REQUIRED WORK: Look for "Contacts" in the records and copy every line that has it.

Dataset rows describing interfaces
⟨

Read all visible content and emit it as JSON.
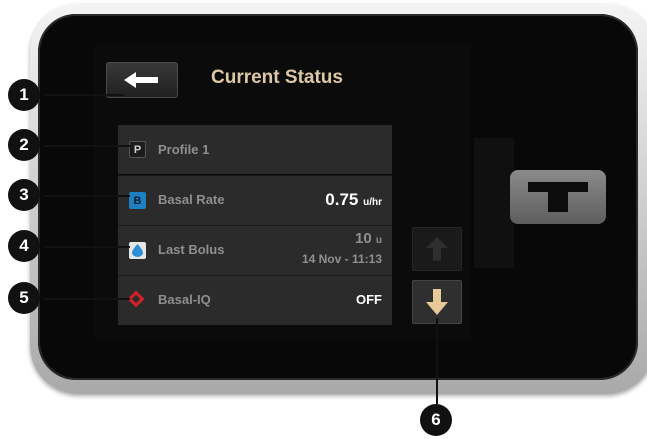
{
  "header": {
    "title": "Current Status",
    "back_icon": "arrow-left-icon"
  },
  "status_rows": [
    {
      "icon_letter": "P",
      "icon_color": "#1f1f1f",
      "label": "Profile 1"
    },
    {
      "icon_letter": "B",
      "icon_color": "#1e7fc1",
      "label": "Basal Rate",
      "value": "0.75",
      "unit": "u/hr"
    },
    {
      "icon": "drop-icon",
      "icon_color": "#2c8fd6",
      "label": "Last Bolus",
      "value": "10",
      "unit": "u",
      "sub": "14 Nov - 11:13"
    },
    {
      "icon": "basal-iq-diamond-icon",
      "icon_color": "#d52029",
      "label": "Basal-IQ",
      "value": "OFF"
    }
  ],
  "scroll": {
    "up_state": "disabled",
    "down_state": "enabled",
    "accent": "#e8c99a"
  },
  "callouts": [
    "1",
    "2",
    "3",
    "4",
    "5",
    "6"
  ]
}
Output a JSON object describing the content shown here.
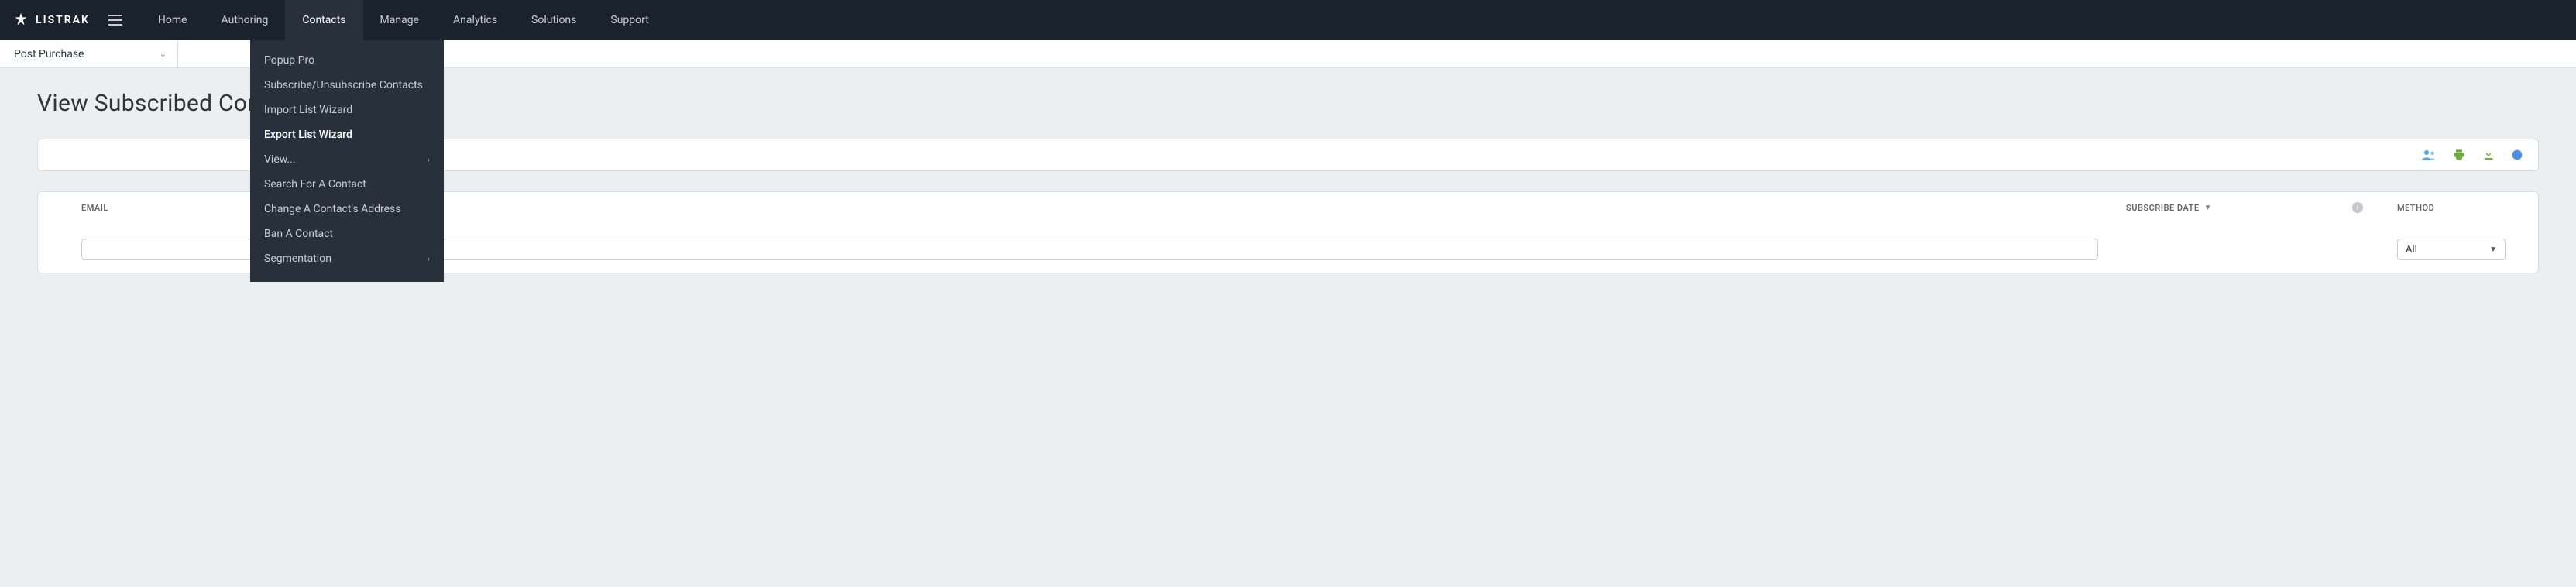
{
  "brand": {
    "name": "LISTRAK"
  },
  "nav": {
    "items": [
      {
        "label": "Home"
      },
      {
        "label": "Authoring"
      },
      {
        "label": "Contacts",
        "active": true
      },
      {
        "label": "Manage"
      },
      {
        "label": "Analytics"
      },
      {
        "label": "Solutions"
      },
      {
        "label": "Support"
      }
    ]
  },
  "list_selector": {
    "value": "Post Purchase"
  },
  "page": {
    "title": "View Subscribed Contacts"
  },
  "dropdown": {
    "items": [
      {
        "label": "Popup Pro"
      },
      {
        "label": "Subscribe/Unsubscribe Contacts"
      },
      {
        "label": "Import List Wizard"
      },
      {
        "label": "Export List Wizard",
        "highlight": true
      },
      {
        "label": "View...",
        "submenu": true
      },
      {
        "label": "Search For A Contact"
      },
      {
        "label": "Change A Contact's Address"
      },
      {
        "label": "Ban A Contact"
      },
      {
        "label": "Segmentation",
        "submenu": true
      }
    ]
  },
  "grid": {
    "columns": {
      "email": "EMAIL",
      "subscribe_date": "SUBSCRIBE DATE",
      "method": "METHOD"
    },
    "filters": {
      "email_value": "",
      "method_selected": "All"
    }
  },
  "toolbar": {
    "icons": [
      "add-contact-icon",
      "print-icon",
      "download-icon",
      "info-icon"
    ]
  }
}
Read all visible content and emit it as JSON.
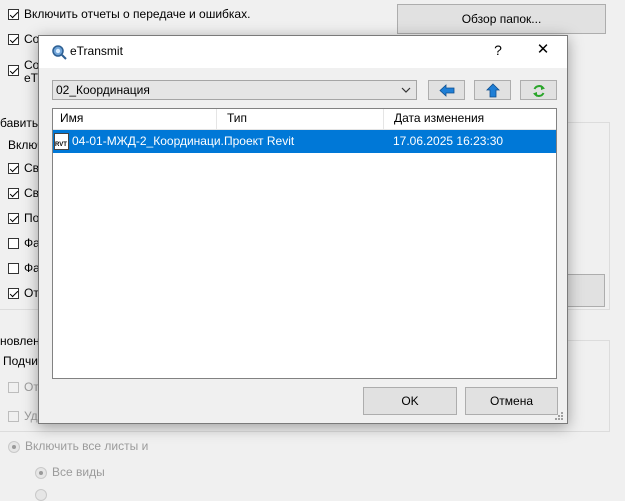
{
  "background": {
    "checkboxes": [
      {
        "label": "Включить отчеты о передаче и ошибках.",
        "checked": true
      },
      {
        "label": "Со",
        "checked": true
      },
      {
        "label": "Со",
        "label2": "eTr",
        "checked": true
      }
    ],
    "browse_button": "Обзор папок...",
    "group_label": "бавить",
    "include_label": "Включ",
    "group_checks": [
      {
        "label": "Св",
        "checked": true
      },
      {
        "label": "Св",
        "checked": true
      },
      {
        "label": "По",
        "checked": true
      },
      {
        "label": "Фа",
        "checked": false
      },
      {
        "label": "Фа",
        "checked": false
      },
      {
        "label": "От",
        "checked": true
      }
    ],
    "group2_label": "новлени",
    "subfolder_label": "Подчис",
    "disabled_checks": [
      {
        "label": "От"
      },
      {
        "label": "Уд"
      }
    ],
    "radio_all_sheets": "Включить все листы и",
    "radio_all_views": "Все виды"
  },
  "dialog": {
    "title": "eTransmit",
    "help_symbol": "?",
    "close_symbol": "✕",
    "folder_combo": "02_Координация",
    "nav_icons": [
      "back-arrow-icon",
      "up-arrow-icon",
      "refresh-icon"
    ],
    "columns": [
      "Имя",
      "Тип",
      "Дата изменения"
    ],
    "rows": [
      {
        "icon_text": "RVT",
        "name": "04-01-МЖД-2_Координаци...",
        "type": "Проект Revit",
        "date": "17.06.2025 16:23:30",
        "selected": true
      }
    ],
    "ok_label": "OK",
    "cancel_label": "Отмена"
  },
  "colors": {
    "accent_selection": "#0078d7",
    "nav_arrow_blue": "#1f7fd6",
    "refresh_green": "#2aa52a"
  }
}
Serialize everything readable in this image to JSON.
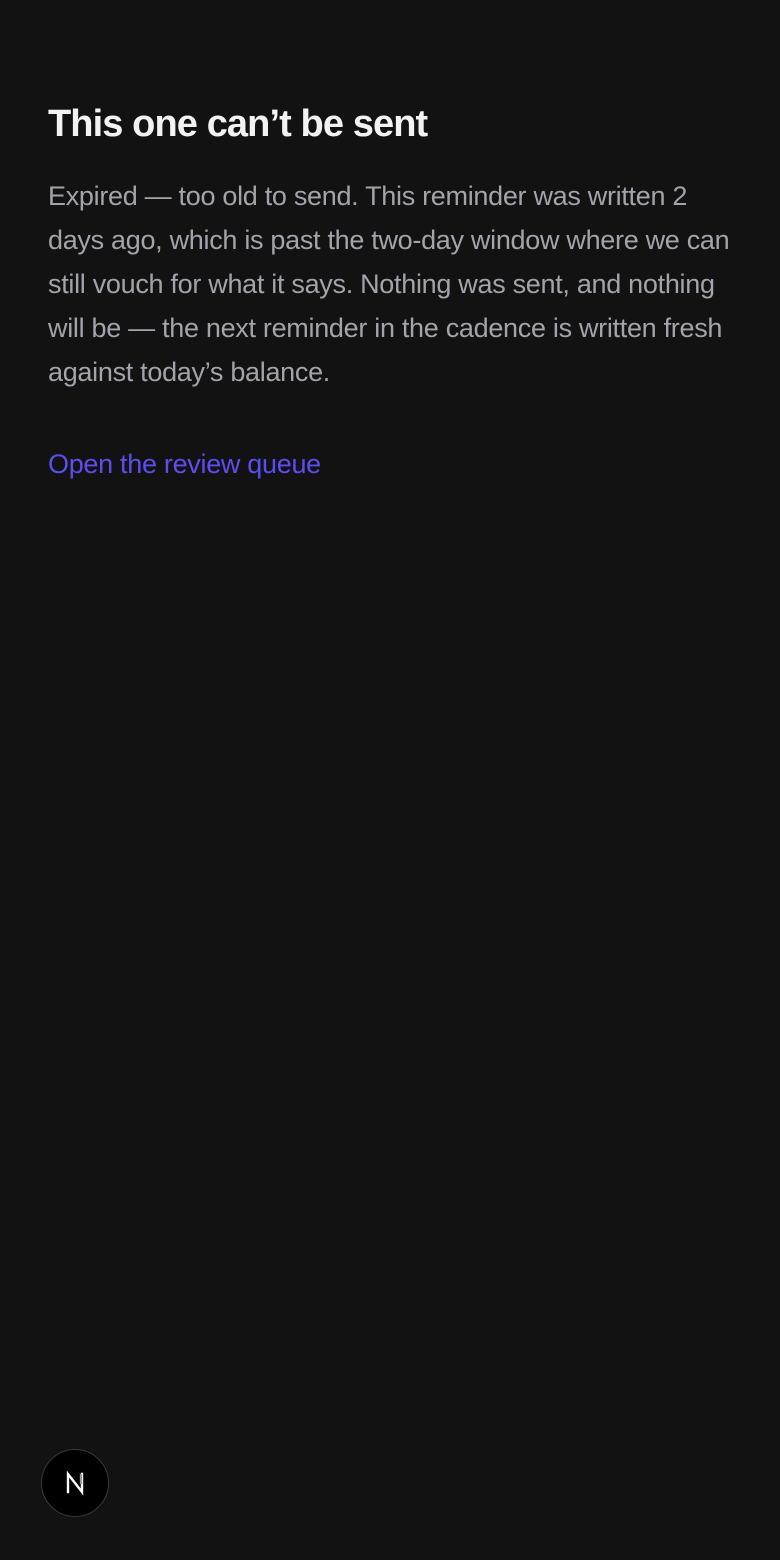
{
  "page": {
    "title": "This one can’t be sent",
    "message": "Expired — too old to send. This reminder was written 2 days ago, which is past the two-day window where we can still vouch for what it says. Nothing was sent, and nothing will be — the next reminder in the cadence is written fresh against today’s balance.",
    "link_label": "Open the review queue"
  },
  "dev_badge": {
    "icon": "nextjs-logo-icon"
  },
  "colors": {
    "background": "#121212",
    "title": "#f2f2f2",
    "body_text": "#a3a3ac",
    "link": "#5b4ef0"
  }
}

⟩

RESULT OF THIS EXERCISE:
        "label": "Contacts",
    "title": "View Subscribed Contacts"
        "label": "Subscribe/Unsubscribe Contacts"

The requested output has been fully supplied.